Given how the Texas electricity market operates, these are the days when prices for electricity can shoot briefly into thousands of dollars per megawatt-hour, providing a jackpot for owners of traditional gas-fired or coal-fired plants. For example, BNEF estimates that, for power plants selling into ERCOT's North Hub, just 10 percent of the top-priced hours in 2016 accounted for more than a fifth of all potential revenue available for the entire year.
If that sounds like playing Texas hold 'em with the weather, that's because it is. And the odds are moving out of traditional generators' favor.

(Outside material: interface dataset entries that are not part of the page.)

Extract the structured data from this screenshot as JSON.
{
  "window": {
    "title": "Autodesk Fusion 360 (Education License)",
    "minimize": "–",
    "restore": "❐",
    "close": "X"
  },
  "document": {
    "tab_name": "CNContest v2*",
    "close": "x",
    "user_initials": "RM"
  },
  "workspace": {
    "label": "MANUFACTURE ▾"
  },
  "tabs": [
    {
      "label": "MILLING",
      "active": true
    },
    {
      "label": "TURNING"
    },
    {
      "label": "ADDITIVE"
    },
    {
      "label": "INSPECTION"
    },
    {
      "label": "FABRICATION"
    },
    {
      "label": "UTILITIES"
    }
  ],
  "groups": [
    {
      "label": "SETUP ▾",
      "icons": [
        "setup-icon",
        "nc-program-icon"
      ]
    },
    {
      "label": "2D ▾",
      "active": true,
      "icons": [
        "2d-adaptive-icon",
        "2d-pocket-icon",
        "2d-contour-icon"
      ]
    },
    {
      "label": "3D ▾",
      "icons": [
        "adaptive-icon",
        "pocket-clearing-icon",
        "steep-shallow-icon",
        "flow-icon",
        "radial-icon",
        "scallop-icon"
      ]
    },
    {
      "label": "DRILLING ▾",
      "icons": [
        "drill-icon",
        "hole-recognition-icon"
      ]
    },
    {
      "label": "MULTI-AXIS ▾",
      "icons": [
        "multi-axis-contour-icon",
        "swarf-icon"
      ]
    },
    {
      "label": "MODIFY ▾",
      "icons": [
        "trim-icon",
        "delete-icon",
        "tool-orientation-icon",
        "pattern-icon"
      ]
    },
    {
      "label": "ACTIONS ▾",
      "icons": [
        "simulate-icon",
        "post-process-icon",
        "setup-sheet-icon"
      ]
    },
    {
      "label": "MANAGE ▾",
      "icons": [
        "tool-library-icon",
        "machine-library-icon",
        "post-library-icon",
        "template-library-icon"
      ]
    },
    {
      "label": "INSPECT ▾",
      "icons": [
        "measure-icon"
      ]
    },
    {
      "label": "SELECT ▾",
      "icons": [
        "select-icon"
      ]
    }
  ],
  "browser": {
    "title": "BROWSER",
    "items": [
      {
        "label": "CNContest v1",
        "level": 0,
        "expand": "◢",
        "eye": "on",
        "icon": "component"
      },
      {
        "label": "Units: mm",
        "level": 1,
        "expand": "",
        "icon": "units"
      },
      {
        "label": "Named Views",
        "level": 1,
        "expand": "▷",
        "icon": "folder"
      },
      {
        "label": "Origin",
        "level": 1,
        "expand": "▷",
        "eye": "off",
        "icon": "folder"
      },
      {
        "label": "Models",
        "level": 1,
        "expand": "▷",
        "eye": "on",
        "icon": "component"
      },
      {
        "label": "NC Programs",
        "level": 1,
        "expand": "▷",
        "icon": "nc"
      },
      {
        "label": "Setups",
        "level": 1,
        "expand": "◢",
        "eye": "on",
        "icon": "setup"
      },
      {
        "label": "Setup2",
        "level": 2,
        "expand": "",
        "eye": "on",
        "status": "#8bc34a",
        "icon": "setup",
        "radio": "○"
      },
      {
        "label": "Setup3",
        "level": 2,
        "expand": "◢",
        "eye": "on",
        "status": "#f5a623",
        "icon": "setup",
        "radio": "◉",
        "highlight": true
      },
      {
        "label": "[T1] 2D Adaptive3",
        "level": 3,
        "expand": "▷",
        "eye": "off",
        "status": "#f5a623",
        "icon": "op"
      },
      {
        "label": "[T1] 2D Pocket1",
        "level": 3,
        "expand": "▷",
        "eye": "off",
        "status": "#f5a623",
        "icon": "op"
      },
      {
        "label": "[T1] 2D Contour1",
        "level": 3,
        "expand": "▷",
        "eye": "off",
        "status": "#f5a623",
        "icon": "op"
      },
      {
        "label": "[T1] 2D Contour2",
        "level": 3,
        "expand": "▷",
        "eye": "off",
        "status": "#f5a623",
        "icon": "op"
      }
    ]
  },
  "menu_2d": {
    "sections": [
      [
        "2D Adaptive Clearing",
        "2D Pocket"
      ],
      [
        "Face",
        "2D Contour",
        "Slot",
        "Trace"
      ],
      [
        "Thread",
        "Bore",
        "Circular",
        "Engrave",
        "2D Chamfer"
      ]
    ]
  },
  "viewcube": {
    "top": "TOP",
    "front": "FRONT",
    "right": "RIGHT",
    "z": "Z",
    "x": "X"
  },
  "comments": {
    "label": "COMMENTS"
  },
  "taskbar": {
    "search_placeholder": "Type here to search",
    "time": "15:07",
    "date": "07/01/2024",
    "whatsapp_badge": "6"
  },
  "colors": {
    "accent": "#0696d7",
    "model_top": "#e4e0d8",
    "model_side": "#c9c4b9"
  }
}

Federal tax credits and state renewable portfolio standards have been crucial to the expansion of wind power. But technological progress is now acquiring its own momentum. Speaking on an analyst call last month, Jim Robo, CEO of Florida-based utility Nextera Energy Inc., said he expects wind energy to be effectively competitive with traditional sources by 2020, even without federal subsidies.
Solar power isn't far behind, either -- which is particularly important for Texas. Solar projects barely figure in the state's energy mix right now. As they appear, though, they will strike directly at those high-priced hours that can now make or break a power plant's profitability. As BNEF's Nelson points out, even if turbines aren't necessarily cranking out power on a hot day in Houston, solar panels surely will.
It is little wonder, therefore, that Mauricio Gutierrez, NRG's CEO, emphasized on Tuesday's call that three-quarters of the company's gross margin this year is expected to come from sources that aren't directly exposed to swings in wholesale power prices, such as the company's retail business and contracted power plants. It helps that he now also has activists on board who will push him to pull other levers, such as cutting costs and selling assets.
The wider message is that, for listed IPPs at least, shale gas and now renewable energy spell doom for their traditional business. Texas is exhibit A, and a big exhibit at that.
This column does not necessarily reflect the opinion of Bloomberg LP and its owners.
Liam Denning is a Bloomberg Gadfly columnist covering energy, mining and commodities. He previously was the editor of the Wall Street Journal's "Heard on the Street" column. Before that, he wrote for the Financial Times' Lex column. He has also worked as an investment banker and consultant.
To contact the author of this story: Liam Denning in New York at firstname.lastname@example.org.
To contact the editor responsible for this story: Mark Gongloff at email@example.com.